The Permanent Secretary for Information declared this week that the media was now reporting responsibly.
In my view, Fiji’s media has always tried to report responsibly.
Unfortunately, all of our country’s rulers since independence in 1970 believe that responsibility means no anti-government stories.
The people know of our inability to provide a truly independent view of what is happening in our home.
Those who can use shortwave radio to find a link to the outside world and news broadcast on Radio Australia or Radio New Zealand International.
A plethora of blog sites has sprung up spewing Fiji stories, rumour, gossip and speculation into cyber-space.
Most of this news is accessible only to the small portion of the community which has access to the internet.
Unable to halt the onward march of the bloggers, Fiji’s rulers have resorted to ordering the closure of Internet cafes from 6pm each evening in an attempt to stem the tide.
But how does it stop the coconut wireless which for generations has provided steady – if not entirely factual – news in countries around the region?
But we gather this week to discuss courage under fire.
To say that Fiji’s media has been under fire since December 2006 is no exaggeration.
We have been threatened, bullied and intimidated. Our cars have been smashed, our homes firebombed.

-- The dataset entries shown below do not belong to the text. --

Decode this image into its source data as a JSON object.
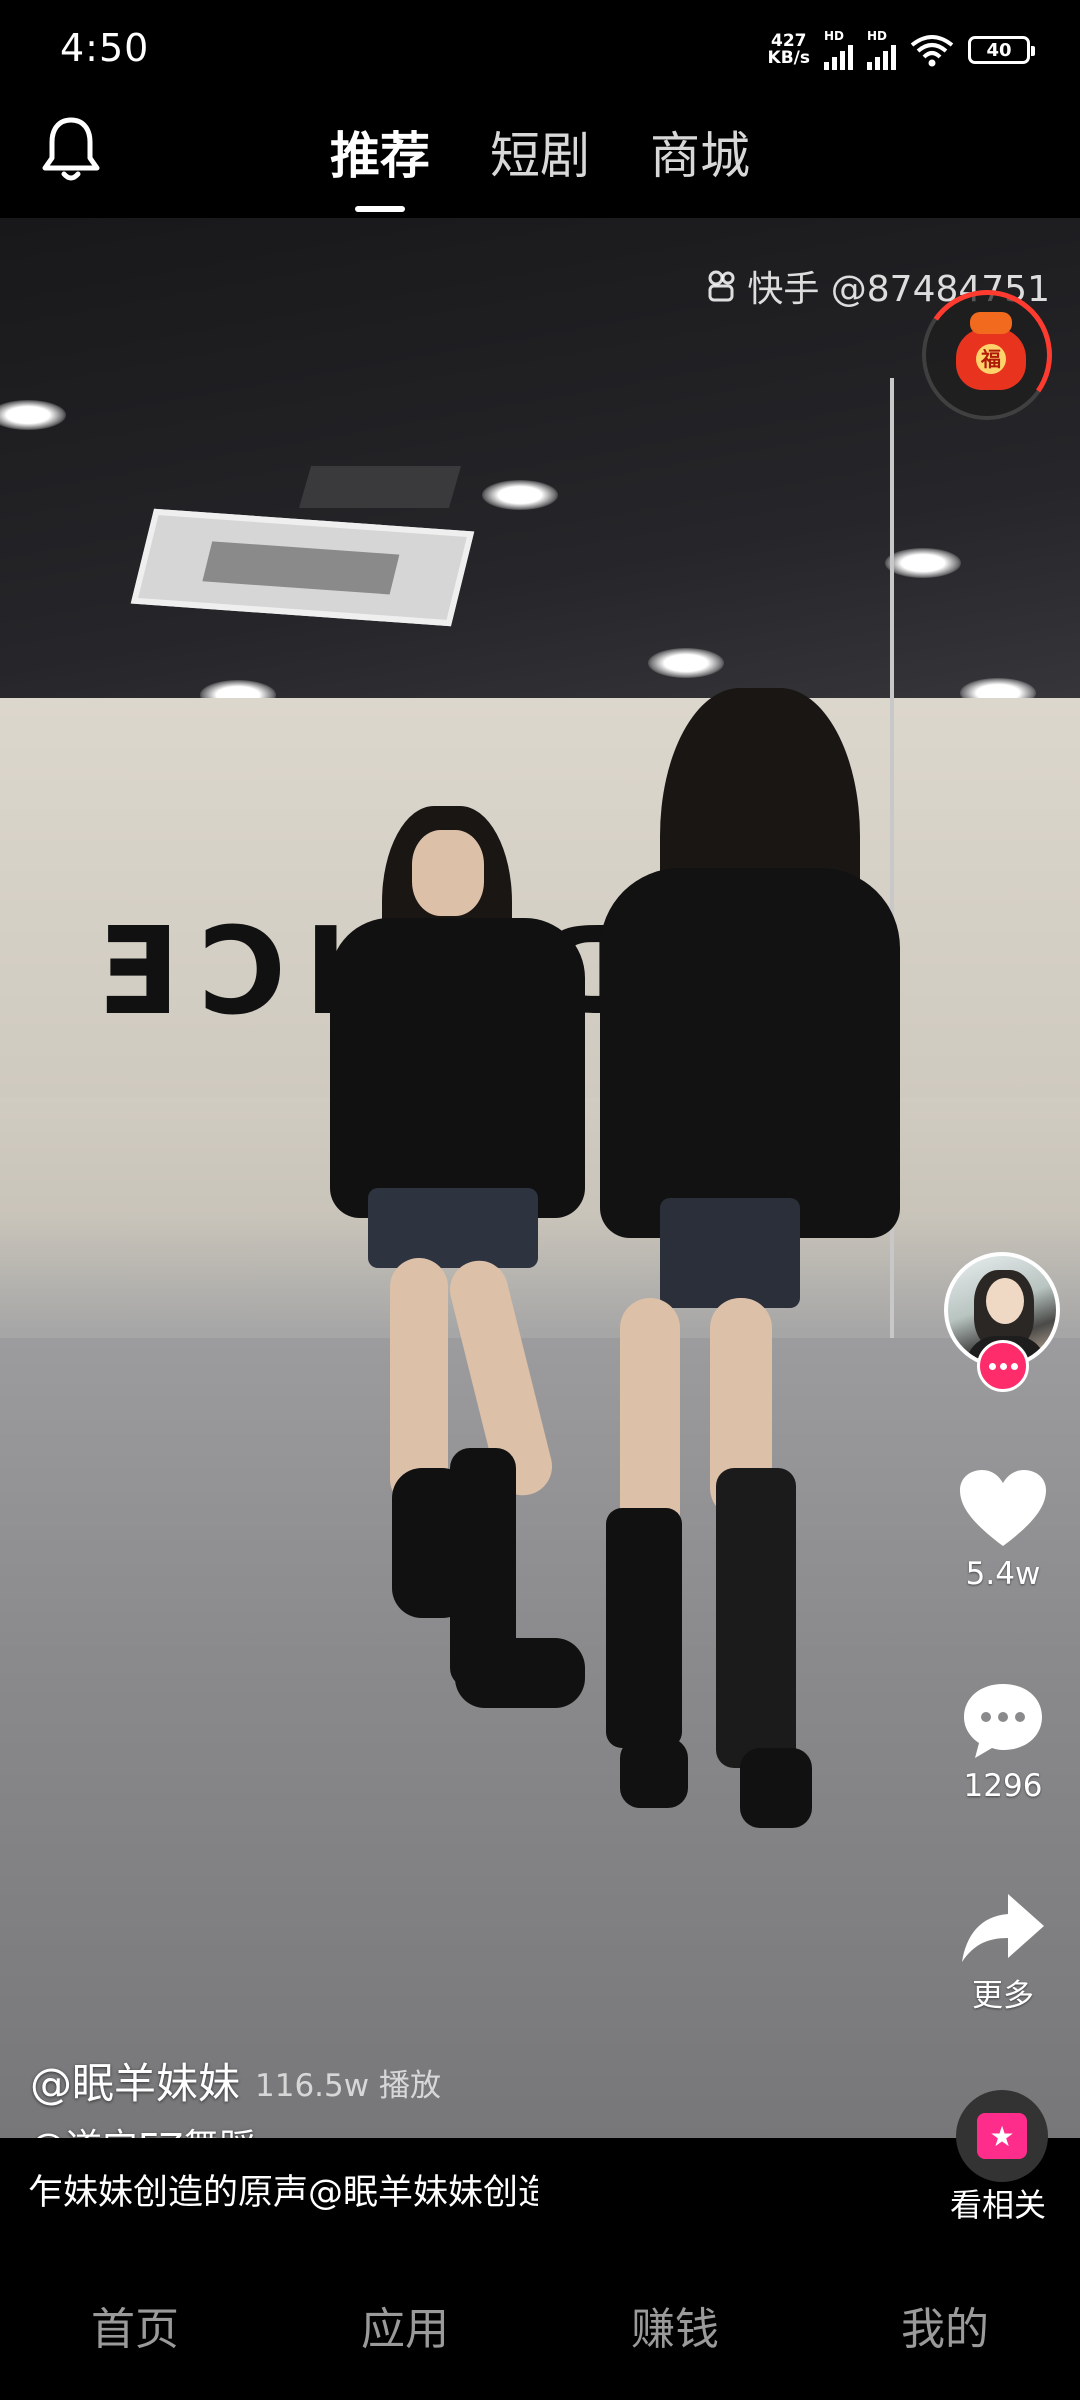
{
  "status_bar": {
    "time": "4:50",
    "net_speed_value": "427",
    "net_speed_unit": "KB/s",
    "signal1_label": "HD",
    "signal2_label": "HD",
    "battery": "40"
  },
  "top_nav": {
    "tabs": [
      {
        "label": "推荐",
        "active": true
      },
      {
        "label": "短剧",
        "active": false
      },
      {
        "label": "商城",
        "active": false
      }
    ]
  },
  "video": {
    "watermark": "快手 @87484751",
    "wall_text": "DANCE",
    "red_packet_char": "福"
  },
  "actions": {
    "like_count": "5.4w",
    "comment_count": "1296",
    "share_label": "更多",
    "related_label": "看相关"
  },
  "post": {
    "author": "@眠羊妹妹",
    "plays": "116.5w 播放",
    "mention": "@遂宁FZ舞蹈",
    "music": "乍妹妹创造的原声@眠羊妹妹创造"
  },
  "bottom_nav": {
    "items": [
      "首页",
      "应用",
      "赚钱",
      "我的"
    ]
  },
  "colors": {
    "accent_pink": "#fe2c6b",
    "red_packet": "#e8341f"
  }
}
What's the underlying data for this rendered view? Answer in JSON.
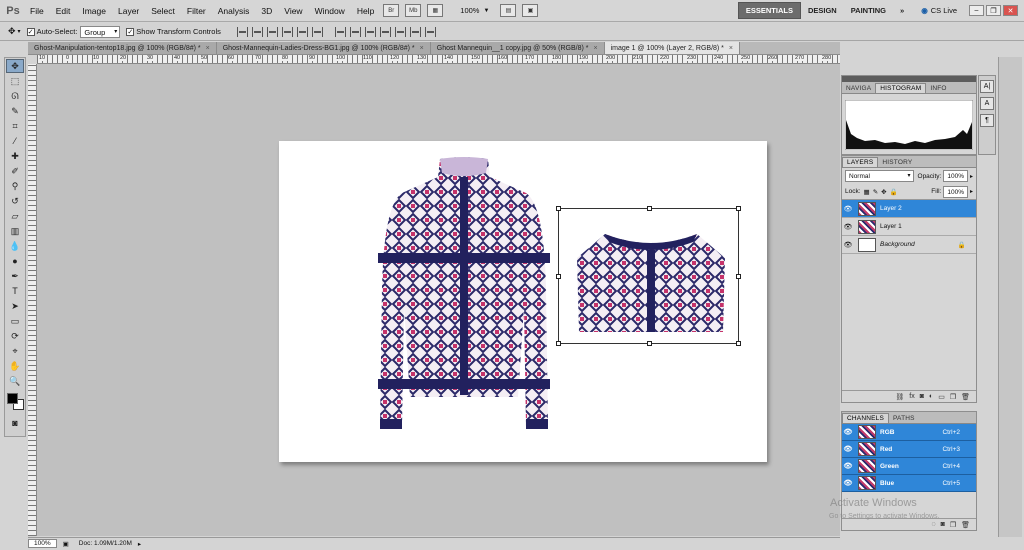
{
  "menubar": {
    "logo": "Ps",
    "items": [
      "File",
      "Edit",
      "Image",
      "Layer",
      "Select",
      "Filter",
      "Analysis",
      "3D",
      "View",
      "Window",
      "Help"
    ],
    "icon_br": "Br",
    "icon_mb": "Mb",
    "zoom": "100%",
    "workspaces": [
      "ESSENTIALS",
      "DESIGN",
      "PAINTING"
    ],
    "more": "»",
    "cslive": "CS Live"
  },
  "options": {
    "auto_select_label": "Auto-Select:",
    "auto_select_value": "Group",
    "show_transform_label": "Show Transform Controls"
  },
  "tabs": [
    {
      "label": "Ghost-Manipulation-tentop18.jpg @ 100% (RGB/8#) *"
    },
    {
      "label": "Ghost-Mannequin-Ladies-Dress-BG1.jpg @ 100% (RGB/8#) *"
    },
    {
      "label": "Ghost Mannequin__1 copy.jpg @ 50% (RGB/8) *"
    },
    {
      "label": "image 1 @ 100% (Layer 2, RGB/8) *"
    }
  ],
  "ruler_top_numbers": [
    "10",
    "0",
    "10",
    "20",
    "30",
    "40",
    "50",
    "60",
    "70",
    "80",
    "90",
    "100",
    "110",
    "120",
    "130",
    "140",
    "150",
    "160",
    "170",
    "180",
    "190",
    "200",
    "210",
    "220",
    "230",
    "240",
    "250",
    "260",
    "270",
    "280"
  ],
  "status": {
    "zoom": "100%",
    "doc": "Doc: 1.09M/1.20M"
  },
  "histogram_panel": {
    "tabs": [
      "NAVIGA",
      "HISTOGRAM",
      "INFO"
    ]
  },
  "layers_panel": {
    "tabs": [
      "LAYERS",
      "HISTORY"
    ],
    "blend_mode": "Normal",
    "opacity_label": "Opacity:",
    "opacity_value": "100%",
    "lock_label": "Lock:",
    "fill_label": "Fill:",
    "fill_value": "100%",
    "layers": [
      {
        "name": "Layer 2",
        "active": true
      },
      {
        "name": "Layer 1",
        "active": false
      },
      {
        "name": "Background",
        "active": false
      }
    ]
  },
  "channels_panel": {
    "tabs": [
      "CHANNELS",
      "PATHS"
    ],
    "channels": [
      {
        "name": "RGB",
        "key": "Ctrl+2"
      },
      {
        "name": "Red",
        "key": "Ctrl+3"
      },
      {
        "name": "Green",
        "key": "Ctrl+4"
      },
      {
        "name": "Blue",
        "key": "Ctrl+5"
      }
    ]
  },
  "watermark": {
    "title": "Activate Windows",
    "sub": "Go to Settings to activate Windows."
  }
}
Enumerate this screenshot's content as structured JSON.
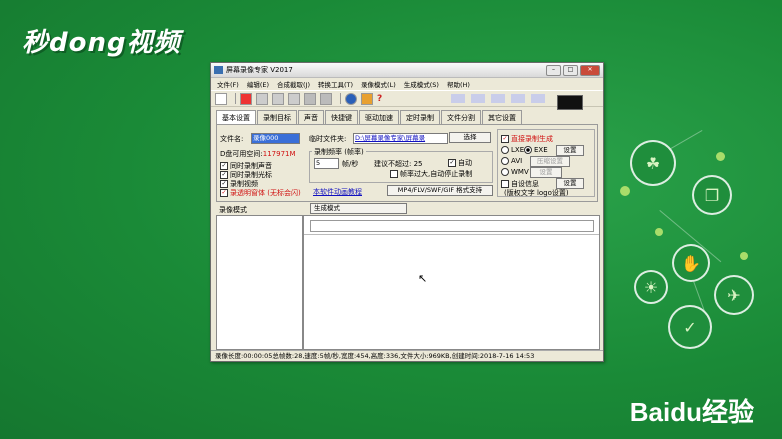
{
  "brand": {
    "logo_text": "秒dong视频",
    "watermark": "Baidu经验"
  },
  "window": {
    "title": "屏幕录像专家 V2017",
    "menu": [
      "文件(F)",
      "编辑(E)",
      "合成截取(J)",
      "转换工具(T)",
      "录像模式(L)",
      "生成模式(S)",
      "帮助(H)"
    ],
    "tabs": [
      "基本设置",
      "录制目标",
      "声音",
      "快捷键",
      "驱动加速",
      "定时录制",
      "文件分割",
      "其它设置"
    ],
    "active_tab": "基本设置"
  },
  "basic": {
    "filename_label": "文件名:",
    "filename_value": "录像000",
    "temp_folder_label": "临时文件夹:",
    "temp_folder_value": "D:\\屏幕录像专家\\屏幕录",
    "select_button": "选择",
    "disk_space_label": "D盘可用空间:",
    "disk_space_value": "117971M",
    "checkboxes": [
      {
        "label": "同时录制声音",
        "checked": true
      },
      {
        "label": "同时录制光标",
        "checked": true
      },
      {
        "label": "录制视频",
        "checked": true
      },
      {
        "label": "录透明窗体 (无标会闪)",
        "checked": true
      }
    ],
    "freq_group_label": "录制频率 (帧率)",
    "fps_value": "5",
    "fps_unit": "帧/秒",
    "suggest_label": "建议不超过: 25",
    "auto_label": "自动",
    "auto_checked": true,
    "auto_stop_label": "帧率过大,自动停止录制",
    "auto_stop_checked": false,
    "tutorial_link": "本软件动画教程",
    "format_button": "MP4/FLV/SWF/GIF 格式支持",
    "direct_gen_label": "直接录制生成",
    "direct_gen_checked": true,
    "formats": [
      "LXE",
      "EXE",
      "AVI",
      "WMV"
    ],
    "selected_format": "EXE",
    "settings_button": "设置",
    "compress_button": "压缩设置",
    "settings_button_2": "设置",
    "auto_info_label": "自设信息",
    "settings_button_3": "设置",
    "version_text": "(版权文字 logo设置)"
  },
  "panels": {
    "left_header": "录像模式",
    "right_header": "生成模式"
  },
  "status": "录像长度:00:00:05总帧数:28,速度:5帧/秒,宽度:454,高度:336,文件大小:969KB,创建时间:2018-7-16 14:53"
}
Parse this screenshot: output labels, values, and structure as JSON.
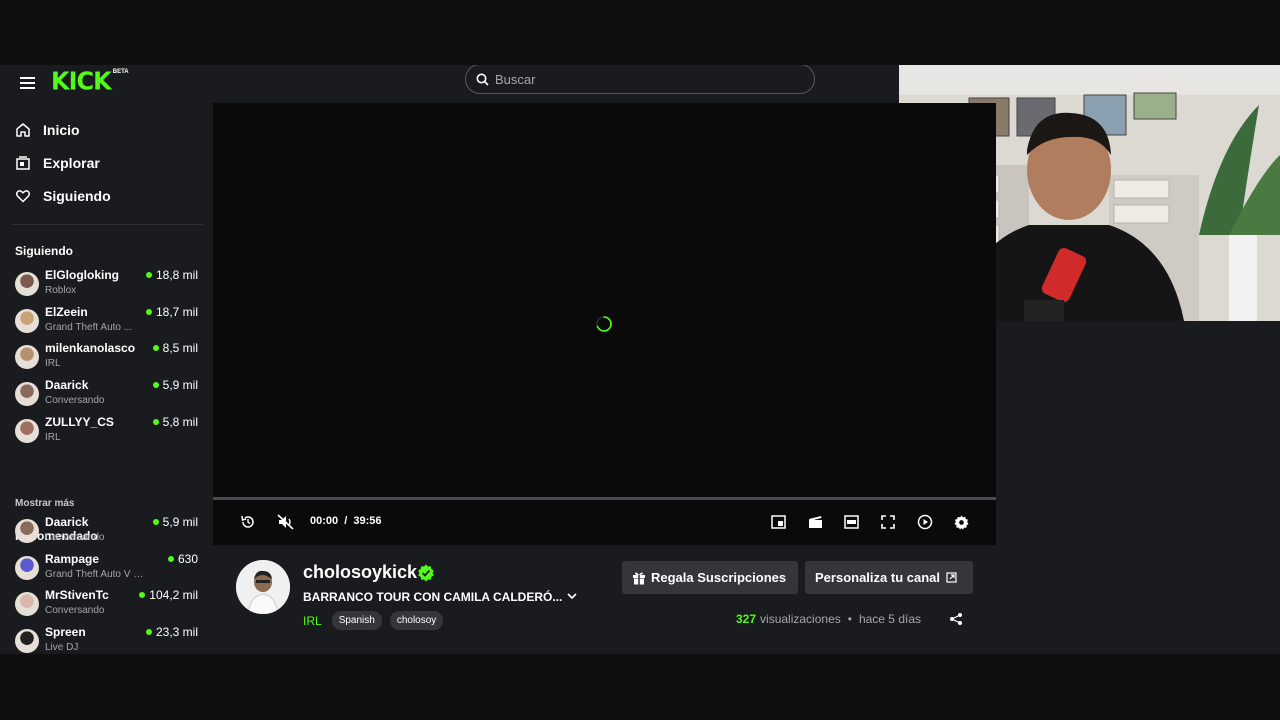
{
  "header": {
    "logo_text": "KICK",
    "logo_badge": "BETA",
    "search_placeholder": "Buscar"
  },
  "nav": [
    {
      "label": "Inicio",
      "icon": "home-icon"
    },
    {
      "label": "Explorar",
      "icon": "browse-icon"
    },
    {
      "label": "Siguiendo",
      "icon": "heart-icon"
    }
  ],
  "following": {
    "title": "Siguiendo",
    "channels": [
      {
        "name": "ElGlogloking",
        "category": "Roblox",
        "viewers": "18,8 mil",
        "avatar_color": "#7a5a4a"
      },
      {
        "name": "ElZeein",
        "category": "Grand Theft Auto ...",
        "viewers": "18,7 mil",
        "avatar_color": "#c9a27a"
      },
      {
        "name": "milenkanolasco",
        "category": "IRL",
        "viewers": "8,5 mil",
        "avatar_color": "#b89070"
      },
      {
        "name": "Daarick",
        "category": "Conversando",
        "viewers": "5,9 mil",
        "avatar_color": "#8a6a5a"
      },
      {
        "name": "ZULLYY_CS",
        "category": "IRL",
        "viewers": "5,8 mil",
        "avatar_color": "#a07060"
      }
    ],
    "show_more": "Mostrar más"
  },
  "recommended": {
    "title": "Recomendado",
    "channels": [
      {
        "name": "Daarick",
        "category": "Conversando",
        "viewers": "5,9 mil",
        "avatar_color": "#8a6a5a"
      },
      {
        "name": "Rampage",
        "category": "Grand Theft Auto V (G...",
        "viewers": "630",
        "avatar_color": "#5a5ad0"
      },
      {
        "name": "MrStivenTc",
        "category": "Conversando",
        "viewers": "104,2 mil",
        "avatar_color": "#d8b8a8"
      },
      {
        "name": "Spreen",
        "category": "Live DJ",
        "viewers": "23,3 mil",
        "avatar_color": "#222222"
      }
    ]
  },
  "player": {
    "current_time": "00:00",
    "duration": "39:56",
    "time_separator": "/",
    "progress": 0
  },
  "stream": {
    "channel_name": "cholosoykick",
    "title": "BARRANCO TOUR CON CAMILA CALDERÓ...",
    "category": "IRL",
    "tags": [
      "Spanish",
      "cholosoy"
    ],
    "gift_button": "Regala Suscripciones",
    "customize_button": "Personaliza tu canal",
    "views_count": "327",
    "views_label": "visualizaciones",
    "separator": "•",
    "time_ago": "hace 5 días"
  },
  "colors": {
    "accent": "#53fc18",
    "background": "#191b1f",
    "player_bg": "#0a0a0b",
    "button_bg": "#34363b"
  }
}
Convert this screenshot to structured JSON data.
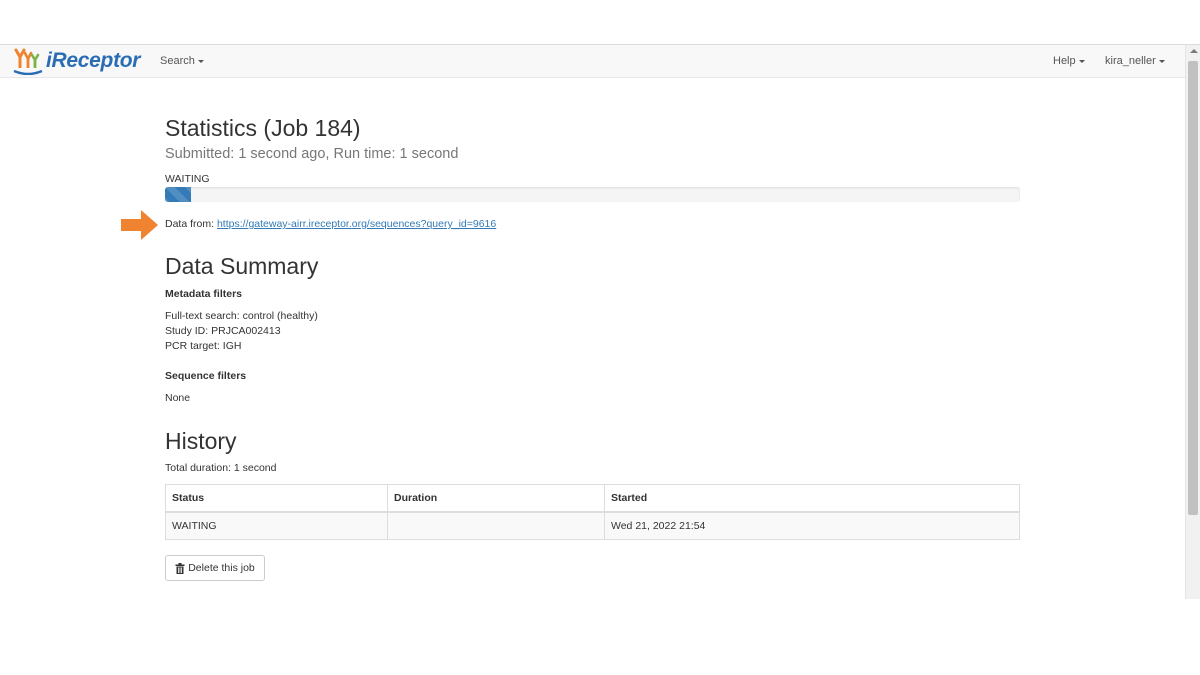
{
  "navbar": {
    "brand": "iReceptor",
    "search_label": "Search",
    "help_label": "Help",
    "user_label": "kira_neller"
  },
  "job": {
    "title": "Statistics (Job 184)",
    "subtitle": "Submitted: 1 second ago, Run time: 1 second",
    "status": "WAITING",
    "progress_fraction": 0.03,
    "data_from_label": "Data from:",
    "data_from_url": "https://gateway-airr.ireceptor.org/sequences?query_id=9616"
  },
  "summary": {
    "heading": "Data Summary",
    "metadata_heading": "Metadata filters",
    "metadata_filters": [
      "Full-text search: control (healthy)",
      "Study ID: PRJCA002413",
      "PCR target: IGH"
    ],
    "sequence_heading": "Sequence filters",
    "sequence_filters": "None"
  },
  "history": {
    "heading": "History",
    "total_duration": "Total duration: 1 second",
    "columns": [
      "Status",
      "Duration",
      "Started"
    ],
    "rows": [
      [
        "WAITING",
        "",
        "Wed 21, 2022 21:54"
      ]
    ]
  },
  "actions": {
    "delete_label": "Delete this job"
  },
  "colors": {
    "brand": "#2b6db4",
    "link": "#337ab7",
    "progress": "#337ab7",
    "annotation_arrow": "#f0832f"
  },
  "icons": {
    "logo": "ireceptor-logo-icon",
    "arrow": "arrow-right-icon",
    "trash": "trash-icon"
  }
}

Despite this, our staff have remained committed to the ideals of a free media, telling the stories that must be told, exposing the weaknesses in State policies and also covering human interest assignments.
It is because of their commitment and refusal to detract from the cause that the interim government has been forced to gag the media.
It is important in these trying circumstances for senior journalists and managers to maintain a brave face and communicate constantly with their staff, offering support and protection.
It is also imperative that we offer guidance and direction and stress the importance of the role of a vibrant, free press in a democracy.
Training, upskilling and mentoring are also important.
At the Fiji Times we have found that our people – and many of them are young – understand the complexities of the situation we face.
How do we build their courage?
Simply, by not backing down.
We continue to cover the issues which are important to people – water, roads, food prices, housing, superannuation, health services, governance, accountability, transparency.
Every story is covered in detail as if we were working in a truly democratic country without the current restrictions.
Each day we challenge the censors by putting every possible news item before them.
Sometimes we are lucky and the occasional story slips through the net.
On those days we celebrate quietly.
The danger is that under the current circumstances, journalists may start to censor their own stories.
We must not allow that to happen.
It is vital – indeed it is our duty – to ensure that journalists continue to make every attempt to cover the issues that matter to the people, even if the stories we write do not portray our rulers in a good light.
Our leaders must learn to deal with criticism form the electorate.
For journalists it is frustrating to spend the day covering issues and then writing reports which cannot be printed.
To their credit, however, our team at the Fiji Times continues to cover the issues, continues to test the censors, continues to push the boundaries of the regime’s regulations.
That takes true immense courage.
In our a situation it would be easy to roll over and practice self-censorship or get out of journalism because it’s just too hard.
To their credit, however, our journalists have risen to the challenge, continued to report without fear or favors and remained objective.
They have bravely stood up to intimidation, rejected censorship and recognized that when a nation is controlled by usurpers it is imperative that the public’s right to know is protected at all costs.
And they are determined to break the culture of silence which so often surrounds our leaders – elected or otherwise.
I am proud of the journalists with whom I work and their colleagues in Fiji’s media industry. They are a tribute to the profession we all love so much.
Pictures of Fiji Times editor-in-chief Netani Rika and the "blank space" newspaper by David Robie.
Veteran media freedom champions speak out